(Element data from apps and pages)
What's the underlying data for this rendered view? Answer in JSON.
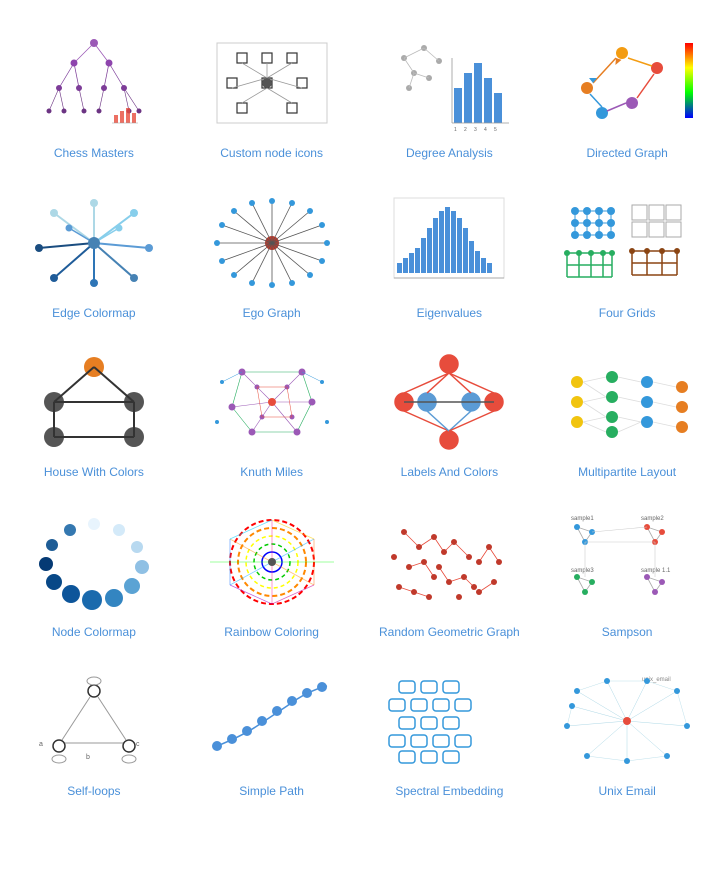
{
  "items": [
    {
      "id": "chess-masters",
      "label": "Chess Masters"
    },
    {
      "id": "custom-node-icons",
      "label": "Custom node icons"
    },
    {
      "id": "degree-analysis",
      "label": "Degree Analysis"
    },
    {
      "id": "directed-graph",
      "label": "Directed Graph"
    },
    {
      "id": "edge-colormap",
      "label": "Edge Colormap"
    },
    {
      "id": "ego-graph",
      "label": "Ego Graph"
    },
    {
      "id": "eigenvalues",
      "label": "Eigenvalues"
    },
    {
      "id": "four-grids",
      "label": "Four Grids"
    },
    {
      "id": "house-with-colors",
      "label": "House With Colors"
    },
    {
      "id": "knuth-miles",
      "label": "Knuth Miles"
    },
    {
      "id": "labels-and-colors",
      "label": "Labels And Colors"
    },
    {
      "id": "multipartite-layout",
      "label": "Multipartite Layout"
    },
    {
      "id": "node-colormap",
      "label": "Node Colormap"
    },
    {
      "id": "rainbow-coloring",
      "label": "Rainbow Coloring"
    },
    {
      "id": "random-geometric-graph",
      "label": "Random Geometric Graph"
    },
    {
      "id": "sampson",
      "label": "Sampson"
    },
    {
      "id": "self-loops",
      "label": "Self-loops"
    },
    {
      "id": "simple-path",
      "label": "Simple Path"
    },
    {
      "id": "spectral-embedding",
      "label": "Spectral Embedding"
    },
    {
      "id": "unix-email",
      "label": "Unix Email"
    }
  ]
}
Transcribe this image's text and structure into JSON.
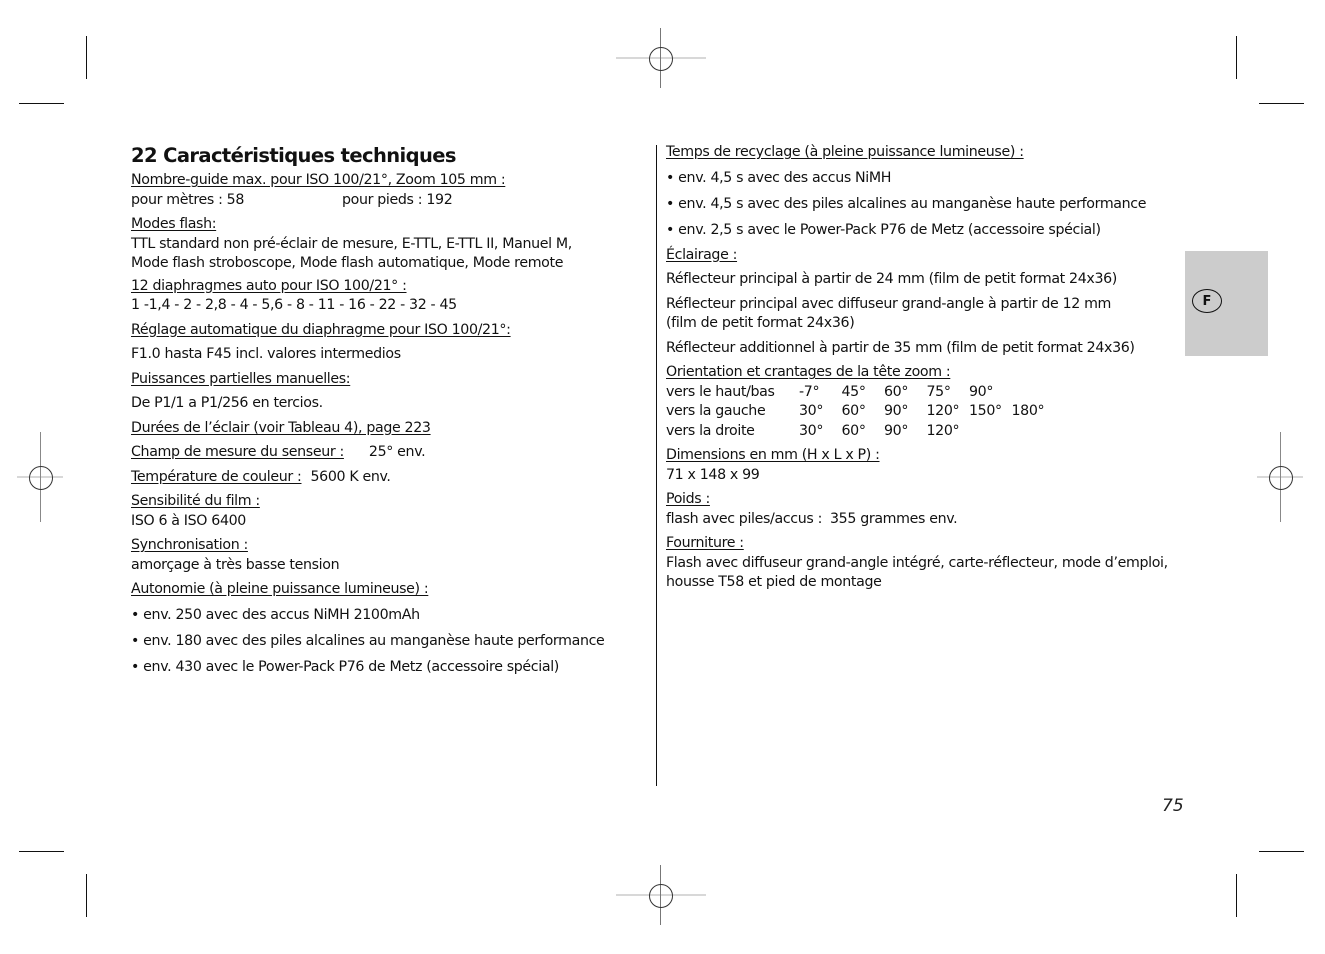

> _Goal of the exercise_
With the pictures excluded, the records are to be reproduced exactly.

> _Result of the exercise_
What's the underlying data for this rendered view? Answer in JSON.
{
  "items": [
    {
      "id": "chess-masters",
      "label": "Chess Masters"
    },
    {
      "id": "custom-node-icons",
      "label": "Custom node icons"
    },
    {
      "id": "degree-analysis",
      "label": "Degree Analysis"
    },
    {
      "id": "directed-graph",
      "label": "Directed Graph"
    },
    {
      "id": "edge-colormap",
      "label": "Edge Colormap"
    },
    {
      "id": "ego-graph",
      "label": "Ego Graph"
    },
    {
      "id": "eigenvalues",
      "label": "Eigenvalues"
    },
    {
      "id": "four-grids",
      "label": "Four Grids"
    },
    {
      "id": "house-with-colors",
      "label": "House With Colors"
    },
    {
      "id": "knuth-miles",
      "label": "Knuth Miles"
    },
    {
      "id": "labels-and-colors",
      "label": "Labels And Colors"
    },
    {
      "id": "multipartite-layout",
      "label": "Multipartite Layout"
    },
    {
      "id": "node-colormap",
      "label": "Node Colormap"
    },
    {
      "id": "rainbow-coloring",
      "label": "Rainbow Coloring"
    },
    {
      "id": "random-geometric-graph",
      "label": "Random Geometric Graph"
    },
    {
      "id": "sampson",
      "label": "Sampson"
    },
    {
      "id": "self-loops",
      "label": "Self-loops"
    },
    {
      "id": "simple-path",
      "label": "Simple Path"
    },
    {
      "id": "spectral-embedding",
      "label": "Spectral Embedding"
    },
    {
      "id": "unix-email",
      "label": "Unix Email"
    }
  ]
}
Transcribe this image's text and structure into JSON.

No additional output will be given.